Ever thought deeply about the words 'noise' and 'sound'? The two words are taken to be synonymous, but there are important differences in meaning between the two, albeit subtly.
If you are singing, you may like the sound of your voice even if you have a discordant voice or sing out of tune. To you, the discordant tune could pass for the most harmonious tune in the world. You bask in that delusion until you attend a musical talent show like 'Mentor', where the judges point to you that the sound of your voice could not be any better than the croaking of a frog. Only there and then will you realize that you have all along been deluding yourself.
On the other hand, if someone sings a melodious tune which is far better than yours, you may complain bitterly about the noise the person is making because you do not like the tune. You will swear by the high Heavens that the melodious tune is nothing but pure noise to your ears. You are only compelled to change the erroneous impression when the Mentor judges, who likened your voice to that of the frog, say the person's voice sounds tuneful to the ear.
Noise is mostly used to mean unwelcome or unpleasant sounds. Noise is very relative. What sounds as noise to one, may sound very pleasant to another. But one thing is clear; the deaf cannot distinguish between the two. Whether pleasant sound or otherwise, the value is the same to the deaf.
It is therefore a great wonder when a deaf person comes telling his compatriots he could hear others making ugly noises. It is indeed a feat very fit for the Guinness Book of Records.
It is no secret that our President hears no evil. The call by his compatriots that most of his appointees are milking the country dry has fallen on deaf ears. The amateurish leadership style of his appointees, which has attracted criticisms from all sections of the society, has also gone unheeded.
It was therefore a big surprise when we heard him complain about 'ugly noises' at the United Nations (UN) Headquarters because we all know he has serious hearing impairment. Perhaps, he has now been cured by the powerful 'Joshua Water' from the bearded Nigerian Pastor.
I'm sure you heard what the President said when he met Secretary-General Ban Ki-Moon in New York recently. In case you did not hear, this is what he said: 'I will not allow Asomdwekrom to burn under my watch and want the UN to support me. I know that you are hearing some ugly noises, but those noises will not be allowed to see the light of day.'
What he meant by 'ugly noises' is still a mystery to me and most of my compatriots. But it is very clear that what he told Mr. Ban Ki-Moon could not be any better than the so-called ugly noises he referred to.
Abusuapanin, please read the following quote from the President's speech and tell me if it is not ugly noise: 'God forbid that Asomdwekrom will be destroyed under my watch! I can assure that in as much as we are confident that we will gain the confidence of Asomdwekromanians to have another term, we will also make sure that all those who want to destroy our peace and stability are dealt with decisively.'

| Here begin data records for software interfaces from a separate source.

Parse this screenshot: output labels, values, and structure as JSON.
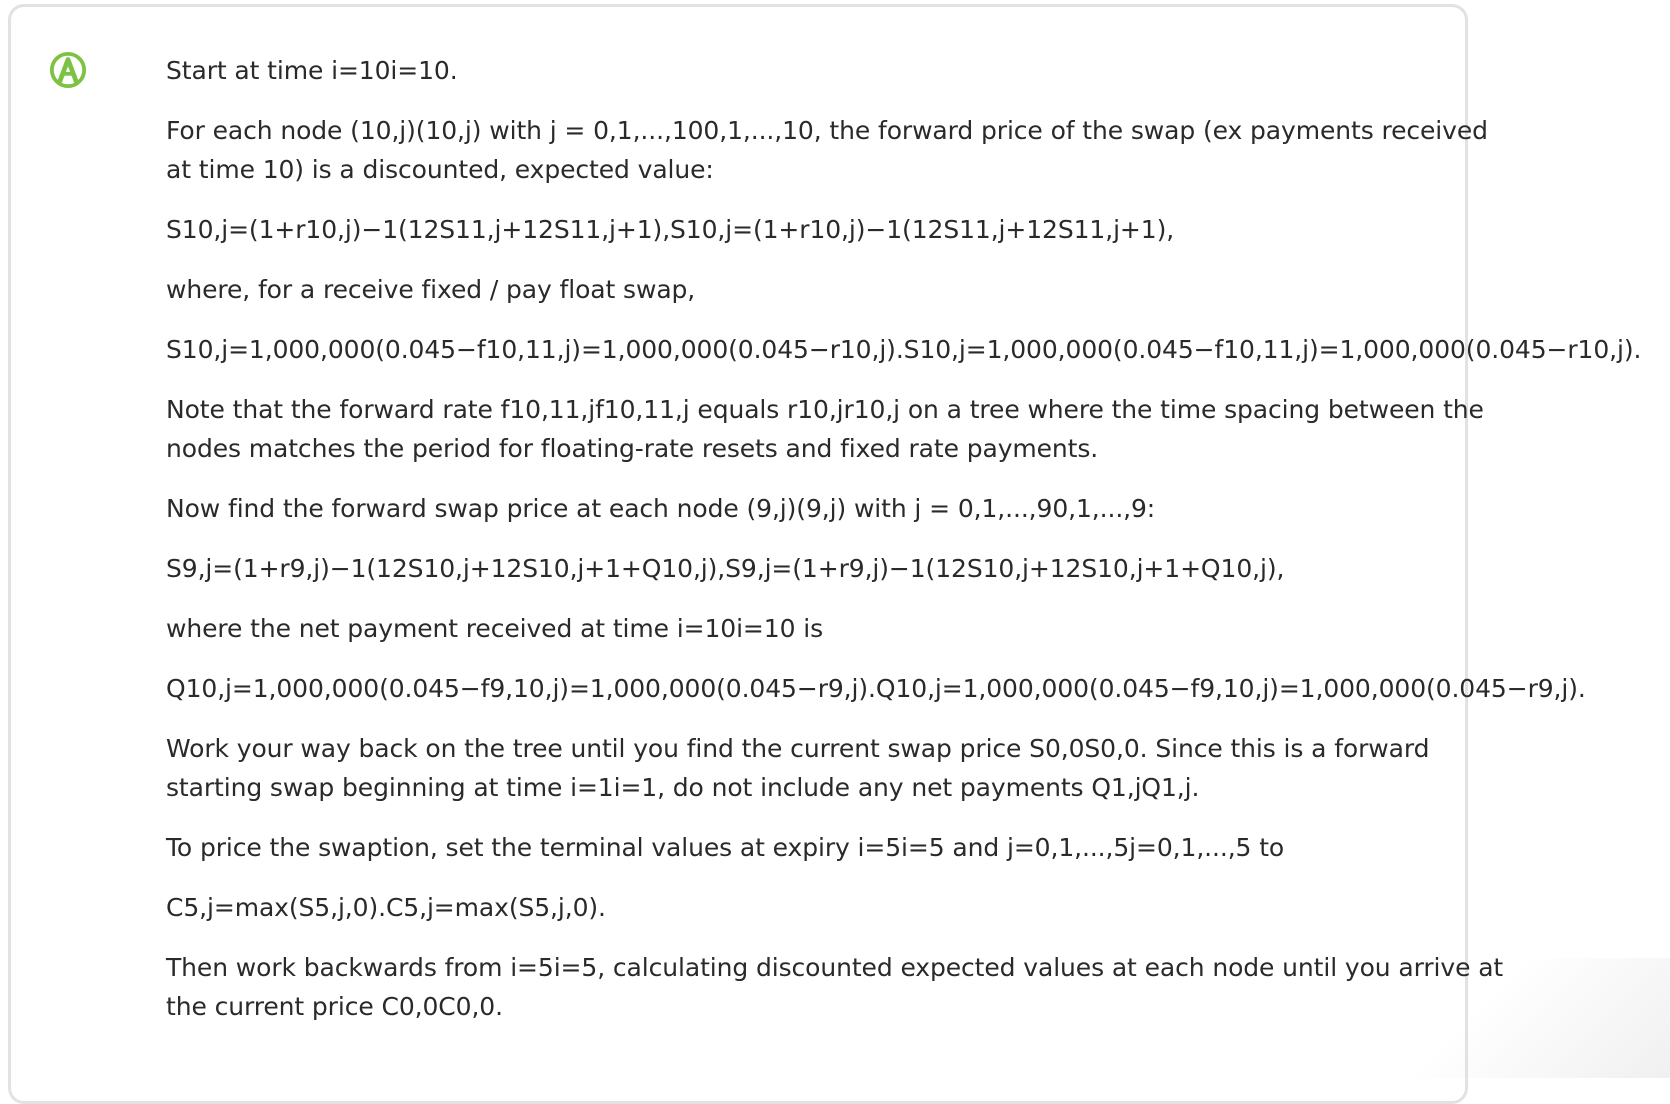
{
  "answer": {
    "avatar_icon": "answer-badge-icon",
    "avatar_letter": "A",
    "avatar_color": "#7dc242",
    "paragraphs": [
      "Start at time i=10i=10.",
      "For each node (10,j)(10,j) with j = 0,1,...,100,1,...,10, the forward price of the swap (ex payments received at time 10) is a discounted, expected value:",
      "S10,j=(1+r10,j)−1(12S11,j+12S11,j+1),S10,j=(1+r10,j)−1(12S11,j+12S11,j+1),",
      "where, for a receive fixed / pay float swap,",
      "S10,j=1,000,000(0.045−f10,11,j)=1,000,000(0.045−r10,j).S10,j=1,000,000(0.045−f10,11,j)=1,000,000(0.045−r10,j).",
      "Note that the forward rate f10,11,jf10,11,j equals r10,jr10,j on a tree where the time spacing between the nodes matches the period for floating-rate resets and fixed rate payments.",
      "Now find the forward swap price at each node (9,j)(9,j) with j = 0,1,...,90,1,...,9:",
      "S9,j=(1+r9,j)−1(12S10,j+12S10,j+1+Q10,j),S9,j=(1+r9,j)−1(12S10,j+12S10,j+1+Q10,j),",
      "where the net payment received at time i=10i=10 is",
      "Q10,j=1,000,000(0.045−f9,10,j)=1,000,000(0.045−r9,j).Q10,j=1,000,000(0.045−f9,10,j)=1,000,000(0.045−r9,j).",
      "Work your way back on the tree until you find the current swap price S0,0S0,0. Since this is a forward starting swap beginning at time i=1i=1, do not include any net payments Q1,jQ1,j.",
      "To price the swaption, set the terminal values at expiry i=5i=5 and j=0,1,...,5j=0,1,...,5 to",
      "C5,j=max(S5,j,0).C5,j=max(S5,j,0).",
      "Then work backwards from i=5i=5, calculating discounted expected values at each node until you arrive at the current price C0,0C0,0."
    ]
  }
}
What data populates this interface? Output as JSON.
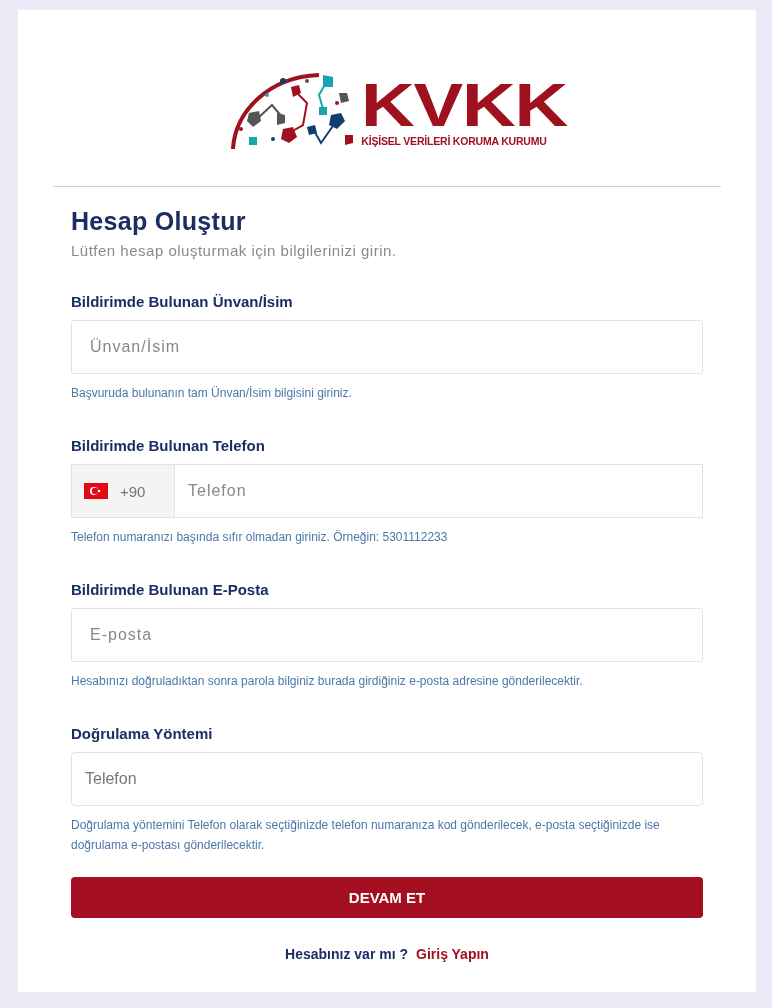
{
  "logo": {
    "wordmark": "KVKK",
    "subtitle": "KİŞİSEL VERİLERİ KORUMA KURUMU"
  },
  "title": "Hesap Oluştur",
  "subtitle": "Lütfen hesap oluşturmak için bilgilerinizi girin.",
  "fields": [
    {
      "kind": "text",
      "label": "Bildirimde Bulunan Ünvan/İsim",
      "placeholder": "Ünvan/İsim",
      "help": "Başvuruda bulunanın tam Ünvan/İsim bilgisini giriniz."
    },
    {
      "kind": "phone",
      "label": "Bildirimde Bulunan Telefon",
      "prefix": "+90",
      "placeholder": "Telefon",
      "help": "Telefon numaranızı başında sıfır olmadan giriniz. Örneğin: 5301112233"
    },
    {
      "kind": "text",
      "label": "Bildirimde Bulunan E-Posta",
      "placeholder": "E-posta",
      "help": "Hesabınızı doğruladıktan sonra parola bilginiz burada girdiğiniz e-posta adresine gönderilecektir."
    },
    {
      "kind": "select",
      "label": "Doğrulama Yöntemi",
      "value": "Telefon",
      "help": "Doğrulama yöntemini Telefon olarak seçtiğinizde telefon numaranıza kod gönderilecek, e-posta seçtiğinizde ise doğrulama e-postası gönderilecektir."
    }
  ],
  "submit": "DEVAM ET",
  "footer": {
    "question": "Hesabınız var mı ?",
    "link": "Giriş Yapın"
  }
}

Maybe my ears were deceiving me or my thick skull could not understand simple grammar. What did the President mean by 'in as much as we are confident that we will gain the confidence of Asomdwekromanians to have another term'? Is he saying he will do otherwise if he realizes that he and his party have lost the confidence of Asomdwekromanians to have another term?
As mentioned earlier, noise is relative. What sounds like ugly noise to his ears might sound very melodious to another. Nana Addo's 'all die be die' theory might sound very unpleasant to the President and his cohort, but it is certainly a very pleasant and inspirational call to many others.
Indeed, when Ivorians called on Gbagbo to clean the Ivorian electoral register, he thought they were making ugly noise. When he lost the elections and was impressed upon by his compatriots and the world at large to hand over power peacefully, it sounded like ugly noise to his ears. Now that he has been compelled to surrender power and is being tried at the International Criminal Court (ICC) in Hague, it is more than obvious that the pleasantness of those tunes have finally dawned on him.
Time and again, I've heard my compatriots say Asomdwekromanians are a peace-loving people. That is true to an extent. If we weren't, we wouldn't have tolerated despots like Dr. Boom.
But I'm of the conviction that we are overplaying that card. Are my compatriots saying the Kenyans, the Ivorians and the others are not a peace-loving people? I don't think so. Their countries were once as peaceful as ours. It only took the foolhardiness of some of their leaders to plunge their countries into the abyss. That is our caution to Agya Ofuntuo!
The President can continue deluding himself into believing that the call on the security forces to be neutral in all their dealings is an unpleasant noise. He can continue to fool himself that he has the power to quash the anger of the masses. But if he is wise, he will realize that those who gave him power are the very people who can take it away from him. But hey, what I'm saying is ugly noise, isn't it?
Just as Yesu Kristo prayed on the cross for those who persecuted him, so I urge my compatriots to pray for Agya Ofuntuo because he has serious hearing impairment and cannot differentiate between pleasant noise and ugly noise. They should forgive him for he does not know what he is doing!